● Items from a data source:
........

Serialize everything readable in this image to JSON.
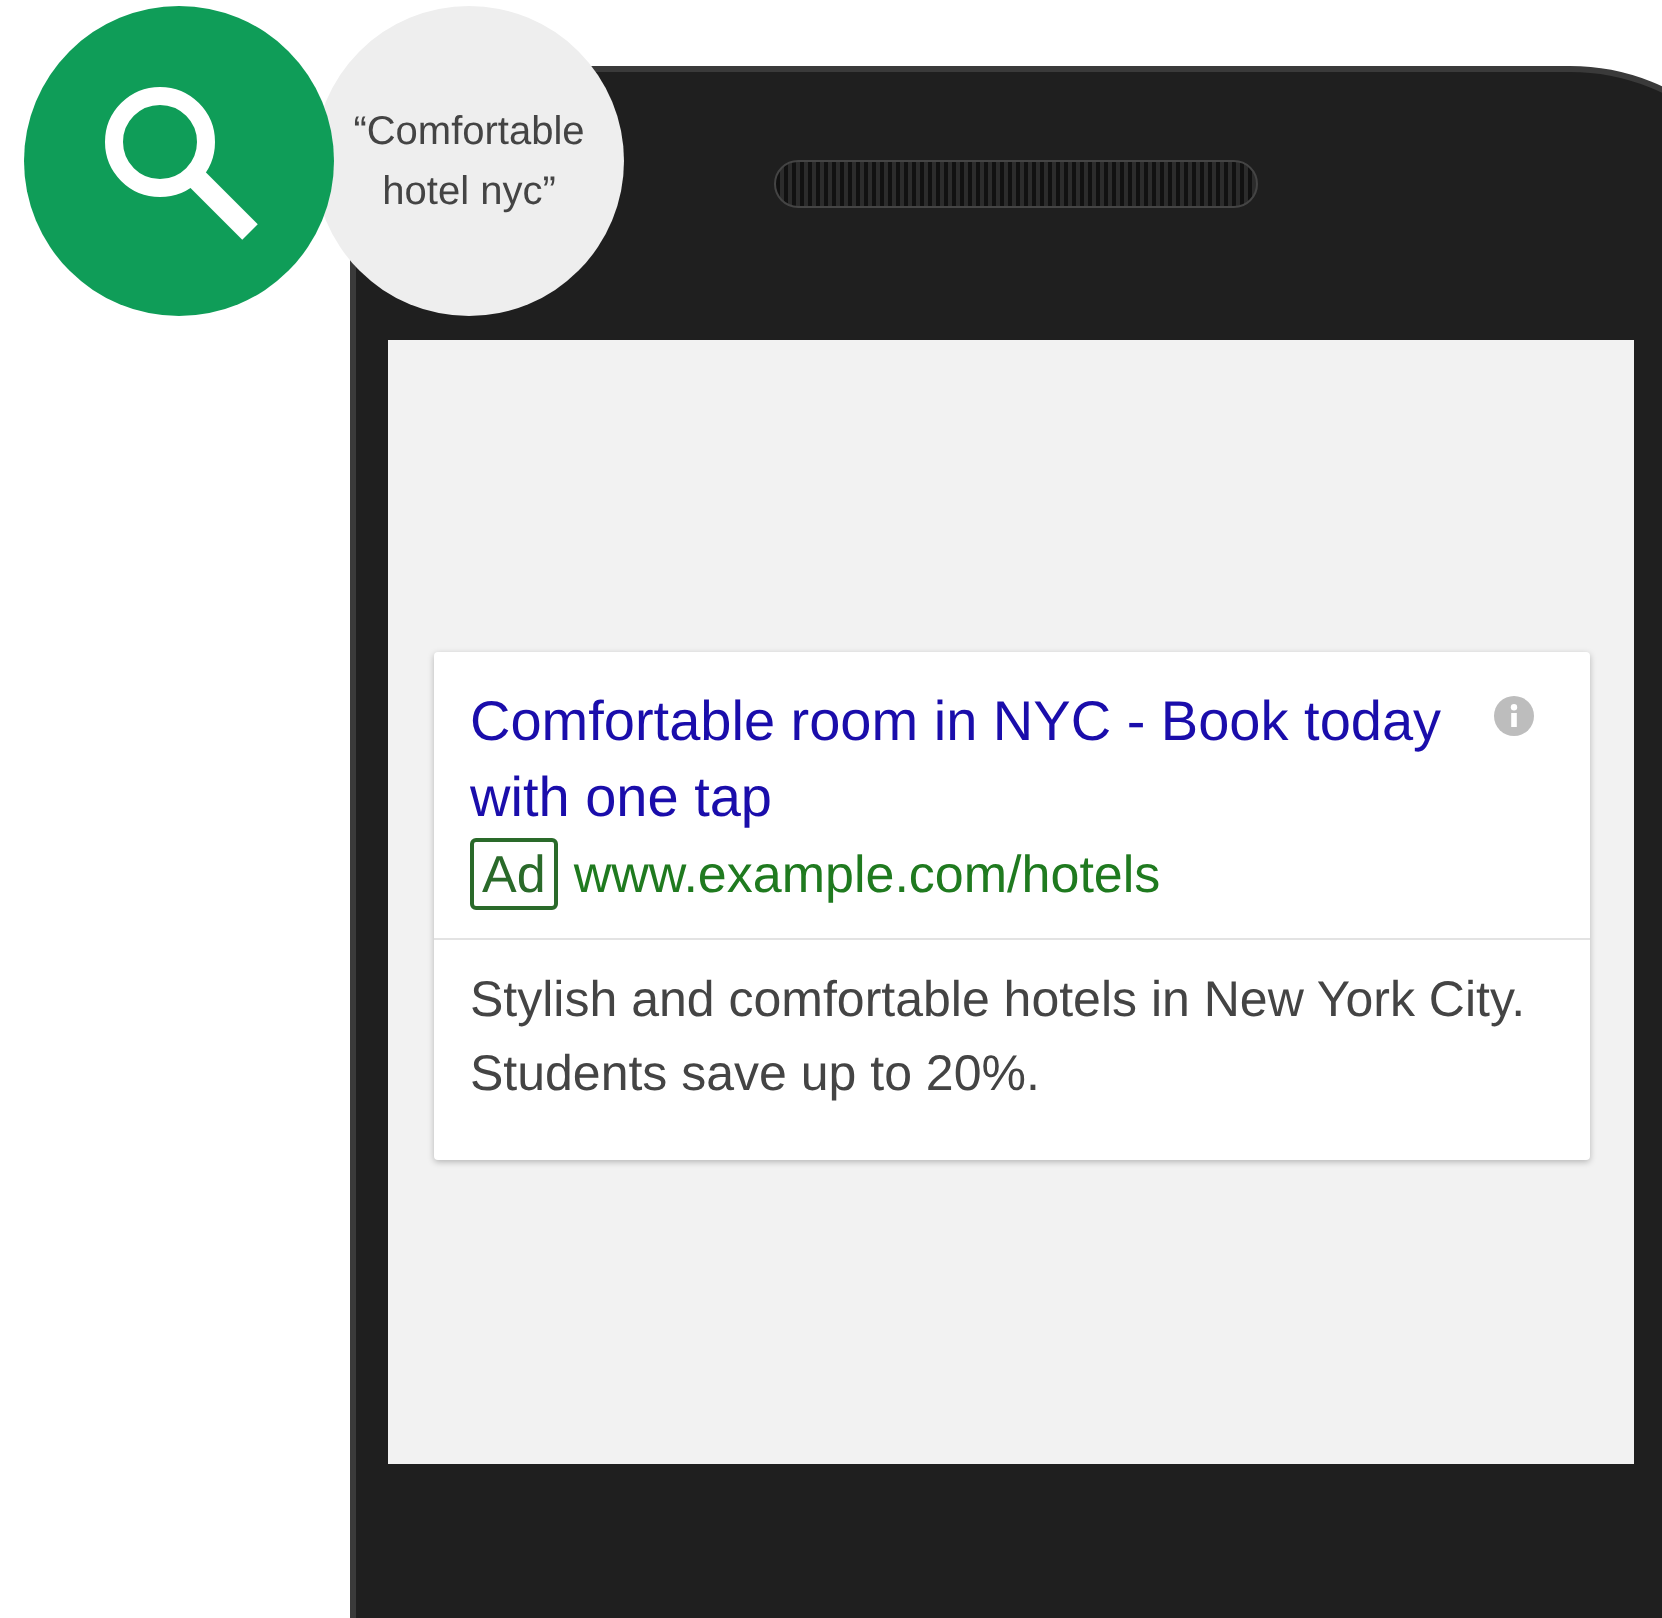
{
  "search_badge": {
    "query": "“Comfortable hotel nyc”"
  },
  "ad": {
    "title": "Comfortable room in NYC - Book today with one tap",
    "badge": "Ad",
    "url": "www.example.com/hotels",
    "description": "Stylish and comfortable hotels in New York City. Students save up to 20%."
  }
}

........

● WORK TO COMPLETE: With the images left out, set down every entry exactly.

● WORKED SOLUTION:
Serialize everything readable in this image to JSON.
{
  "search_badge": {
    "query": "“Comfortable hotel nyc”"
  },
  "ad": {
    "title": "Comfortable room in NYC - Book today with one tap",
    "badge": "Ad",
    "url": "www.example.com/hotels",
    "description": "Stylish and comfortable hotels in New York City. Students save up to 20%."
  }
}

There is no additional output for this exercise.